**Task to complete:** Give back all of the records underneath exactly, with no omissions.

______

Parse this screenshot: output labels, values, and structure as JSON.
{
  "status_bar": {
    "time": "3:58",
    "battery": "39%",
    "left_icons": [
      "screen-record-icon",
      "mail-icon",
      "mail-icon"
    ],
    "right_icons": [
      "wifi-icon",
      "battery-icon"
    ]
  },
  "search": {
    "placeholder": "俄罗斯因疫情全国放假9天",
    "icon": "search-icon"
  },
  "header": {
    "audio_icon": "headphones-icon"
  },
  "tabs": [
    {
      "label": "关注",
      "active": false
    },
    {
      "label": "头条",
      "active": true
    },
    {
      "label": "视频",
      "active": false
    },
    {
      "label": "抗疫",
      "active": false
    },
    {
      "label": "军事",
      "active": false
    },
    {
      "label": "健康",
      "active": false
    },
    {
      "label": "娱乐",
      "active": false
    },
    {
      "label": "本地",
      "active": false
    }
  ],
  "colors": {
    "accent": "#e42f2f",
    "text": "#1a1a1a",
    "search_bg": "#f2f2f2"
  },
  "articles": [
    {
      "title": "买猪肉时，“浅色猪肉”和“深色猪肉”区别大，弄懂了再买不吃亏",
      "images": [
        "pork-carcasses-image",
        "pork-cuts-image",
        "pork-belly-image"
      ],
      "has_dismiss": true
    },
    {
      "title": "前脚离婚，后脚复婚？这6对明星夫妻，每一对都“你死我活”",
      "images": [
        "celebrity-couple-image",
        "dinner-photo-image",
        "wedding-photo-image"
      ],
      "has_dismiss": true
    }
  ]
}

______

**Exercise result:**
Parse this screenshot: output labels, values, and structure as JSON.
{
  "status_bar": {
    "time": "3:58",
    "battery": "39%",
    "left_icons": [
      "screen-record-icon",
      "mail-icon",
      "mail-icon"
    ],
    "right_icons": [
      "wifi-icon",
      "battery-icon"
    ]
  },
  "search": {
    "placeholder": "俄罗斯因疫情全国放假9天",
    "icon": "search-icon"
  },
  "header": {
    "audio_icon": "headphones-icon"
  },
  "tabs": [
    {
      "label": "关注",
      "active": false
    },
    {
      "label": "头条",
      "active": true
    },
    {
      "label": "视频",
      "active": false
    },
    {
      "label": "抗疫",
      "active": false
    },
    {
      "label": "军事",
      "active": false
    },
    {
      "label": "健康",
      "active": false
    },
    {
      "label": "娱乐",
      "active": false
    },
    {
      "label": "本地",
      "active": false
    }
  ],
  "colors": {
    "accent": "#e42f2f",
    "text": "#1a1a1a",
    "search_bg": "#f2f2f2"
  },
  "articles": [
    {
      "title": "买猪肉时，“浅色猪肉”和“深色猪肉”区别大，弄懂了再买不吃亏",
      "images": [
        "pork-carcasses-image",
        "pork-cuts-image",
        "pork-belly-image"
      ],
      "has_dismiss": true
    },
    {
      "title": "前脚离婚，后脚复婚？这6对明星夫妻，每一对都“你死我活”",
      "images": [
        "celebrity-couple-image",
        "dinner-photo-image",
        "wedding-photo-image"
      ],
      "has_dismiss": true
    }
  ]
}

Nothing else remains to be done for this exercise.